One Chinese girl who has had a long-term interest in medicine prefaced her story by commenting on a recent trip that she took to Vietnam to observe the work of ORBIS in rural areas:
Going on a trip to Vietnam with ORBIS made me realize:
Q1: How strongly I feel about universal health care – it is a human right. I hate seeing how diseases that could have been easily prevented or easily treated are not done so because of the social system’s lack of resources.
Q2: I read a lot of newspapers to update myself. I also like looking up thenew cost-effective cures or preventive treatment that are being discovered. Many of these cures, if properly implemented and integrated within a country, could make a huge impact even at a low cost.
Q3: Although this is not an issue in Hong Kong (Hong Kong has a beautifully working health care system), I like to discuss what I’ve read or what I think about certain issues with family and friends, so people are more aware of the problems in other countries.
Q4: In the future, I would like to work with something that is related tohealth care and services. I’ve become increasingly unsure of how I cando that, but I realize there are so many options. Becoming a doctor to work with “Doctors Without Borders” is just one of many options. But if the door closes on that, I’m sure there are other things I can pursue.
A final example illustrates how a mixed Chinese-Western girl who has been meditating regularly in the preceding several months integrates this spiritual practice into her AQAL story:
Q1: All people, especially children, deserve unconditional love.
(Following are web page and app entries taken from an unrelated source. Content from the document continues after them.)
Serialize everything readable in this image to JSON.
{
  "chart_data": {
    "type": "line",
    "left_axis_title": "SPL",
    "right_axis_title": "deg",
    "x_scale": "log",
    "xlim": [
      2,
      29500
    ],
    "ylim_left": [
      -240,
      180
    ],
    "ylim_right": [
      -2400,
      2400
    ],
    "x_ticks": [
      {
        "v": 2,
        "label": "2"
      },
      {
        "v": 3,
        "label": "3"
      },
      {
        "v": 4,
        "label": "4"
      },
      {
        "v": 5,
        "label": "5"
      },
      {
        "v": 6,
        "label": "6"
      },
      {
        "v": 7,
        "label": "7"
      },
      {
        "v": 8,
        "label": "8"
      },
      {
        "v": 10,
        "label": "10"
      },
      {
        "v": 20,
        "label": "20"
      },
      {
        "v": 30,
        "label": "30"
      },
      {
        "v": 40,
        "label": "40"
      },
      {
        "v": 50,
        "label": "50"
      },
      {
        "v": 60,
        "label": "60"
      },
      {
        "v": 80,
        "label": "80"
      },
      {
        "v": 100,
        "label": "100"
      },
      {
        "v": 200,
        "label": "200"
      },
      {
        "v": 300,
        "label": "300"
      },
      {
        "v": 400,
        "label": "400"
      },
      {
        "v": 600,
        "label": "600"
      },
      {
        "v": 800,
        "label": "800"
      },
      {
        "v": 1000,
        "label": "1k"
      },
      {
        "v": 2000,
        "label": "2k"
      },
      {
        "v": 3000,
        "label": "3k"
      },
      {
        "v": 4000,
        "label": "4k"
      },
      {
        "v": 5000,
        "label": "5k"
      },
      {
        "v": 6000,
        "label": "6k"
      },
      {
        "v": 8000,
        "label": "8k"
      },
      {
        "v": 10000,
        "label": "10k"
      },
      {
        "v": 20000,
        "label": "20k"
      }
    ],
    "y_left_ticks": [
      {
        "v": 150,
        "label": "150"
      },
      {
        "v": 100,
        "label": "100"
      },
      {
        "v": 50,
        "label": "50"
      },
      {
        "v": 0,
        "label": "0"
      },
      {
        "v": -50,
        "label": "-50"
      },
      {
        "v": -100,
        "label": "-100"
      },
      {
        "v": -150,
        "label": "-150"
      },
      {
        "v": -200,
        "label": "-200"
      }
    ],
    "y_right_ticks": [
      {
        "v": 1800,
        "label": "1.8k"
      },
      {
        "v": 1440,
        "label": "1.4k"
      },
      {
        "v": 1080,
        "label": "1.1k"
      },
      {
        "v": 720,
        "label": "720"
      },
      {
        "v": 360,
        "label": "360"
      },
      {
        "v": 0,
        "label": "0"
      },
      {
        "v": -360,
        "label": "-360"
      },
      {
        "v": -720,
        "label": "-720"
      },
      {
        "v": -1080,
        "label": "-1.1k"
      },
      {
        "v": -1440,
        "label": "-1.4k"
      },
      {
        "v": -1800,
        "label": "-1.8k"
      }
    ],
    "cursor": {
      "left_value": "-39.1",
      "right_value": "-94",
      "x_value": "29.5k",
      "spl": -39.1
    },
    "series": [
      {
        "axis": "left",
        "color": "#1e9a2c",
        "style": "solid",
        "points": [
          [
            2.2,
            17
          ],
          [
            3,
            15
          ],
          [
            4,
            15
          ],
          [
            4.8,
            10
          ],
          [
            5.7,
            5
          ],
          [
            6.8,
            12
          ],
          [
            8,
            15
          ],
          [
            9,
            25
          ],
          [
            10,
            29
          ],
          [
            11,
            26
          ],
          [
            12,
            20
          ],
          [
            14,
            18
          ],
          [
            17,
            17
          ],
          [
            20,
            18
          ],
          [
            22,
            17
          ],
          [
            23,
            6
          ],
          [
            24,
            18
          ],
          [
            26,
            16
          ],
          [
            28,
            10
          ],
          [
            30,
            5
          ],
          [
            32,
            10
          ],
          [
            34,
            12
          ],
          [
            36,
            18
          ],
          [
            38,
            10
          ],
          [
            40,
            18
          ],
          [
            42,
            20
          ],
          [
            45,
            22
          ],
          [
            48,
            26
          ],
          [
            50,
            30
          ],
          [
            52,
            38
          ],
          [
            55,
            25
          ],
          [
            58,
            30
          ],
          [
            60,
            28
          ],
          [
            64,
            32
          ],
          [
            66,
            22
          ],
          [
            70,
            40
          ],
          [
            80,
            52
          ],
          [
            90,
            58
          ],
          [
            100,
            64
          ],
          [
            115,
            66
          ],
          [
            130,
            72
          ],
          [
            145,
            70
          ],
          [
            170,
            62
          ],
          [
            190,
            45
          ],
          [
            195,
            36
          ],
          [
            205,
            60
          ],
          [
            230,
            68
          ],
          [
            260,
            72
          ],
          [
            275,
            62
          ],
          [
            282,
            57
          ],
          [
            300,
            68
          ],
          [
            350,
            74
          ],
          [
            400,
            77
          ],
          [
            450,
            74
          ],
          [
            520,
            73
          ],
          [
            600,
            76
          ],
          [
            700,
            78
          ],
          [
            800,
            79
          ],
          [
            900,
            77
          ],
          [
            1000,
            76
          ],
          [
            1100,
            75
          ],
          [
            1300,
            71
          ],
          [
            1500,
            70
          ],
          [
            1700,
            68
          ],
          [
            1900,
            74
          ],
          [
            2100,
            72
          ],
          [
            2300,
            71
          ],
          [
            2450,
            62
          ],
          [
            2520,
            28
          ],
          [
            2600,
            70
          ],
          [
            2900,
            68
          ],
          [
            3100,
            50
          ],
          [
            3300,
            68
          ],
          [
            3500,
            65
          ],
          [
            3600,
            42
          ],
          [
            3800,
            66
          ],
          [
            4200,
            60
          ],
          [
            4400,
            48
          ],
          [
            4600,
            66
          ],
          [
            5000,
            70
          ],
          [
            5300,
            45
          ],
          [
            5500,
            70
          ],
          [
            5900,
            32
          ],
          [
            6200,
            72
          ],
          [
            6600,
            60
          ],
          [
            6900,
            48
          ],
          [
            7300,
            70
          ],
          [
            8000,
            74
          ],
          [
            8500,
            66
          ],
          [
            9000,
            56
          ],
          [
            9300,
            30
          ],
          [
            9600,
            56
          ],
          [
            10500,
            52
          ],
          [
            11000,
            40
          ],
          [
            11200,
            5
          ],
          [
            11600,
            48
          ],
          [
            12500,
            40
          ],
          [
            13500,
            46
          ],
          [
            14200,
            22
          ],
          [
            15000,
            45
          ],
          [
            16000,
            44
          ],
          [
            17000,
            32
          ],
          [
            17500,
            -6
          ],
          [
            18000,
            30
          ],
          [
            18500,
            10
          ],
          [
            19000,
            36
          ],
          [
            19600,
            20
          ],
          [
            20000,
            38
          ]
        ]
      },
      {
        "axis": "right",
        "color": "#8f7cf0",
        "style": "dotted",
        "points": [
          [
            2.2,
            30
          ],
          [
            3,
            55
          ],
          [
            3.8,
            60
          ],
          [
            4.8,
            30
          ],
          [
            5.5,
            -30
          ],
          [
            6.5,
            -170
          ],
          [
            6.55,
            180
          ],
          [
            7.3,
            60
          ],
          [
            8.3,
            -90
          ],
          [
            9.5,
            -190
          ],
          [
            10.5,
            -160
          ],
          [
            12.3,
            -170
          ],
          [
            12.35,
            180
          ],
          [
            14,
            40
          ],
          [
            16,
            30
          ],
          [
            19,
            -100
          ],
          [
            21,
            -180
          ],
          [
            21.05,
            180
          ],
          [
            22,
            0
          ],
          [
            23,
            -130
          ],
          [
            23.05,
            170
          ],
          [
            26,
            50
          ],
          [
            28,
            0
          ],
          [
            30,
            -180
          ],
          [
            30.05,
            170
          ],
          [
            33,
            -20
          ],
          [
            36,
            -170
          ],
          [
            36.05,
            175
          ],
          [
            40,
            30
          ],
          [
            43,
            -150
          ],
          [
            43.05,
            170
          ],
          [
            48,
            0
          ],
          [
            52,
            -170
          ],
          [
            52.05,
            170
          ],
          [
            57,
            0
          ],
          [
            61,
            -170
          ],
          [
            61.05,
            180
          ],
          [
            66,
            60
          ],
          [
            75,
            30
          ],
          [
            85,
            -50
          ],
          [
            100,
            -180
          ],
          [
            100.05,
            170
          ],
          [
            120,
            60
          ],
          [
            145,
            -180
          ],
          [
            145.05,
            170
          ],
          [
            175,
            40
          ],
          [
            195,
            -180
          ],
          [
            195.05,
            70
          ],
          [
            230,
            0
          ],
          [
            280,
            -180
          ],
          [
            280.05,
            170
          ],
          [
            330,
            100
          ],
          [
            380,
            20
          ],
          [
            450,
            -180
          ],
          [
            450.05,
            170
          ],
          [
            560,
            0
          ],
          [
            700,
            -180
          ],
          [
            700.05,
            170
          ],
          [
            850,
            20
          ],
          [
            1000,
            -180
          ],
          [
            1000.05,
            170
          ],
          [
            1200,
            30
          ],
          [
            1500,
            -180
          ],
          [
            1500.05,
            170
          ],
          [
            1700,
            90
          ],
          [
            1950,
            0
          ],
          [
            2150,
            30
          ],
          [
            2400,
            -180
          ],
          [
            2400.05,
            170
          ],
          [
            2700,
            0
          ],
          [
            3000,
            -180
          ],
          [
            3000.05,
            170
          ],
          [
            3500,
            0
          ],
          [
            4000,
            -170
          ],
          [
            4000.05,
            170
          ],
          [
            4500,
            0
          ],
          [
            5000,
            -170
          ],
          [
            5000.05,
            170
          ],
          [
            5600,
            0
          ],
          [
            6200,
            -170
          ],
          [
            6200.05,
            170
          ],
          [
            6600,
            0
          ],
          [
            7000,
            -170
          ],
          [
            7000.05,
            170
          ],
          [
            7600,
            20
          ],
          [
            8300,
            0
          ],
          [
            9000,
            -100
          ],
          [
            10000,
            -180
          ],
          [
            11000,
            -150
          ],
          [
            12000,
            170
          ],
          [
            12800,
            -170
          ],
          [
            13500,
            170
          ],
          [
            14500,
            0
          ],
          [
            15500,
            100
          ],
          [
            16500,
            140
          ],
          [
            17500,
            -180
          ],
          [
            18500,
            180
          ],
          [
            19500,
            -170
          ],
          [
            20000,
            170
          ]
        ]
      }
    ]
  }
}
Q2: I need to become more compassionate, tolerant, and patient with others. I won’t criticize or judge or get involved with an individual’s personal life, including their decisions, their behavior, and their beliefs. Instead, I will embrace people and let them be who they are by giving unconditional love and care. I will practice centering prayer to open another part of my brain and broaden my awareness to see others’ lives rather than just my own.
Q3: For now, I will help those around me that need someone to talk to and understand dissatisfaction with their lives and social relationships.
Q4: In the future, I could perhaps host parent/teenager workshops/group discussions which incorporate meditation to help mend and/or strengthen the relationship between parent(s) and the child.
I was very encouraged by the quality of responses, especially since I had spent only about ten minutes explaining Wilber’s AQAL theory before moving to the questions. They seemed to easily apprehend this philosophical model. In terms of the course objectives, I was pleased that the activity enabled students to bring some coherence to the broad range of topics, guest speakers, and activities that we had considered in the first half of the course.
What makes holistic courses like “Service, Society, and the Sacred” work is this full-spectrum approach that links the subjective to the objective, the personal to the social, the physical to the spiritual. It’s the sense of wholeness and oneness, as explicated in Wilber’s AQAQ theory, that students hunger to explore in classes and in their lives. For this reason, Wilber’s framework is a useful tool for teachers of social conscience.
Full article citation:
Schmidt, M. E. (2012). Educating the essential self: The AQAL model in socially conscious curriculum. Journal of Integral Theory and Practice, 7, 1.]